Look, Song of the South is racist. That’s not up for debate. The NAACP picketed its premiere. The film’s star, James Baskett, wasn’t even allowed to attend its first screening in Atlanta because of segregation laws. Walt Disney was so aware of the source material’s problematic nature that he tried to avoid it through the adaptation process. He failed, obviously, but it was undeniably clear from the beginning that this film would never escape its racist roots. If it weren’t such a glaring racist film (the TAR BABY?!) then Disney wouldn’t have gone out of its way for decades to try and bury it, to essentially deny that they ever made it. It’s not as though they’ve done that for Dumbo or The Aristocats or Peter Pan, all of which are treated glowingly as studio classics. In fairness, those narratives aren’t embedded so wholly in a bedrock of racism, and they’re also generally considered to be good films otherwise. Nobody loves Song of the South. It’s dull, preachy, devoid of the usual Disney magic, and, oh yeah, racist.

The only reason it endures beyond its dark legacy (even though the studio hasn’t given it a physical media release in the U.S. and will never be available on streaming) is because it has an undeniable earworm of a song that became a pop culture staple for decades.

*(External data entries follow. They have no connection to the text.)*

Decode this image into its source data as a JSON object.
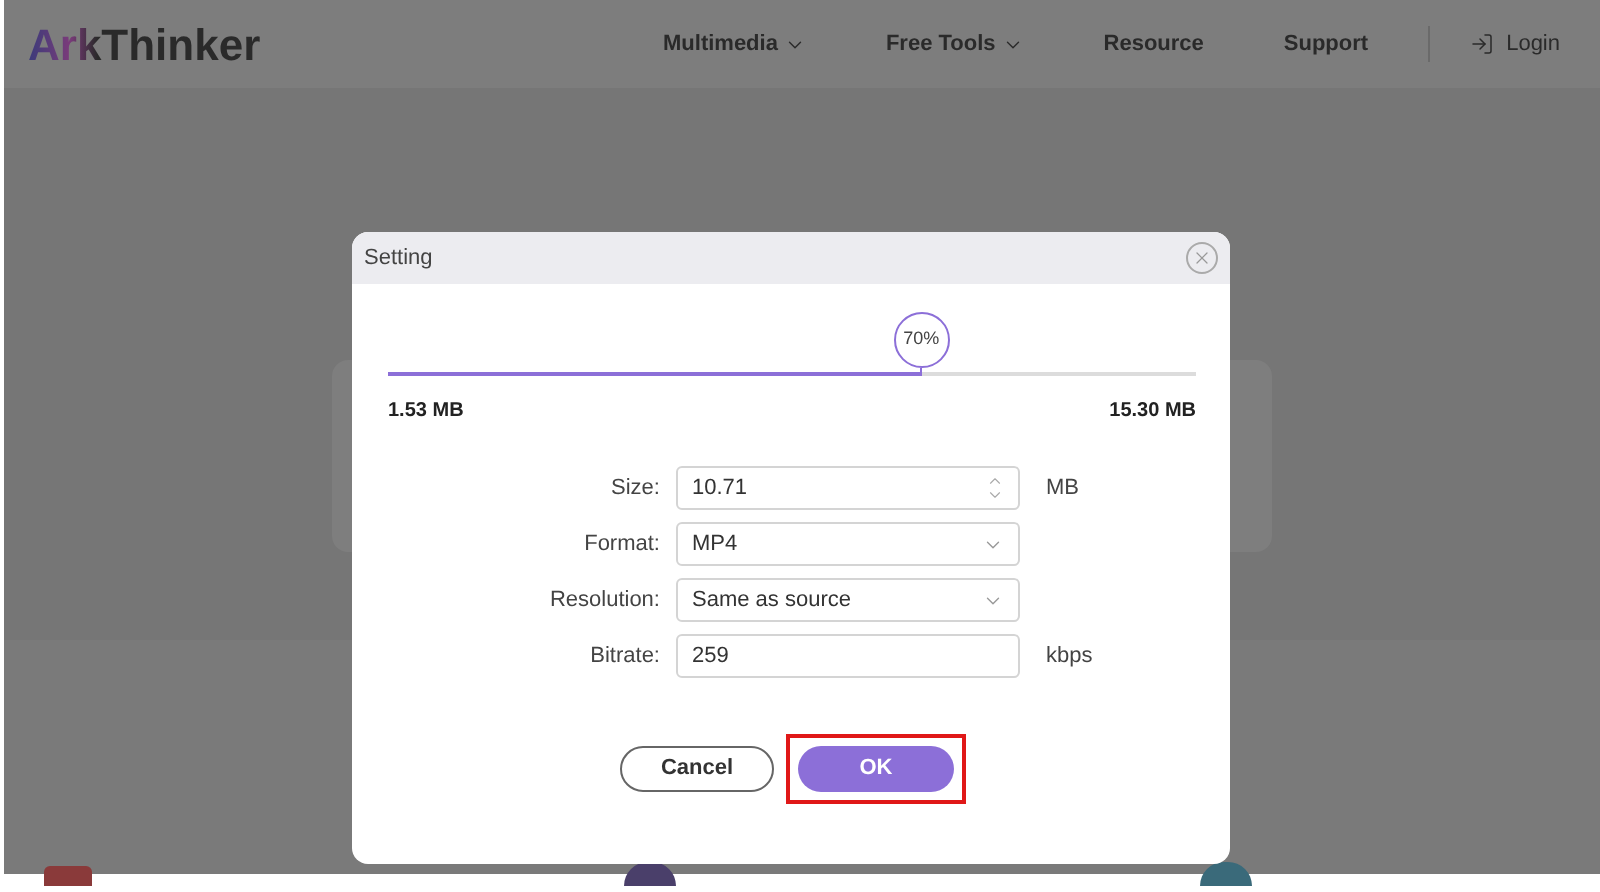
{
  "logo": "ArkThinker",
  "nav": [
    {
      "label": "Multimedia",
      "dropdown": true
    },
    {
      "label": "Free Tools",
      "dropdown": true
    },
    {
      "label": "Resource",
      "dropdown": false
    },
    {
      "label": "Support",
      "dropdown": false
    }
  ],
  "login": "Login",
  "dialog": {
    "title": "Setting",
    "slider": {
      "level": 0.66,
      "reading": "70%",
      "min_label": "1.53 MB",
      "max_label": "15.30 MB"
    },
    "fields": [
      {
        "kind": "spinner",
        "label": "Size:",
        "value": "10.71",
        "unit": "MB"
      },
      {
        "kind": "select",
        "label": "Format:",
        "value": "MP4"
      },
      {
        "kind": "select",
        "label": "Resolution:",
        "value": "Same as source"
      },
      {
        "kind": "text",
        "label": "Bitrate:",
        "value": "259",
        "unit": "kbps"
      }
    ],
    "buttons": [
      {
        "label": "Cancel",
        "kind": "secondary",
        "highlighted": false
      },
      {
        "label": "OK",
        "kind": "primary",
        "highlighted": true
      }
    ]
  }
}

It’s not as though Splash Mountain was created as some loving bastion to Song of the South either. It came to being because Michael Eisner, then CEO of Disney, wanted the theme parks to have a flume ride akin to the one at Knotts Berry Farm. The Imagineers happened to have a lot of animal-themed electronics lying around after closing the ‘America Sings’ attraction, and they didn’t want to spend any more money than they had to in creating something new. Some of the animals looked like the ones from Song of the South or could easily be reskinned to resemble them, so hey, let’s do it. Just cut out any of the actual Black people from the film, play down the connections to the racist movie as much as possible, then call it ‘Splash Mountain’ because Eisner wanted to tie it into the Tom Hanks mermaid movie (really.) Hell, if you went on the ride and emerged from that extremely fun drop without ever knowing it was connected to Song of the South, nobody would blame you.

We certainly need to talk about how Disney ignores its racist past (and its anti-union work, and Walt Disney’s own awful politics). The company doesn’t get to pretend that it never made Song of the South, especially as it kept profiting from its most basic elements. I doubt we’ll see the film be re-released in any manner, which might be for the best since the last thing we need is for that boring crap to become the newest battering ram for the losers who aren’t turned on by the lady M&Ms anymore.

Walt Disney famously said that Disneyland would never truly be completed. It existed to be reinvented, to keep up with the times in terms of technology, changing tastes, and the House of Mouse’s ever-increasing stranglehold on our planet. Things get replaced. Stuff goes out of style. It’s great when Disney retains some of its history, but Splash Mountain doesn’t hold the same cultural sway as, say, the Haunted Mansion or Pirates of the Caribbean (and the latter’s long been screwed up by the parks thanks to the forced inclusion of all those Johnny Depps.) The ride’s been falling apart for years and breaks down so often that there’s a Twitter account dedicated to keeping track of whether or not it worked that day. It’s about to get a cheaply done overlay that won’t actually change the ride itself. It’s akin to re-icing a cake. That’s all.

But hey, the culture wars don’t rely on anything remotely resembling good faith. The same people who whine about all the triggered liberals are the first ones to throw a public fit over gas stove use, female cartoon characters, and the sex appeal of chocolate. The right is still convinced that the Walt Disney Company is beholden to communist queer insurgents, which makes them sound way cooler than they actually are. They’re capitalists, arguably the most efficient example of that in America of the past century. They go where the wind blows, which, in this case, sees them follow the vaguest sliver of progress. I’m sure this whole thing ends with Ron DeSantis trying to have Splash Mountain declared a sacred monument, but for the rest of us, we’re just waiting for the log flume to get a much-needed renovation.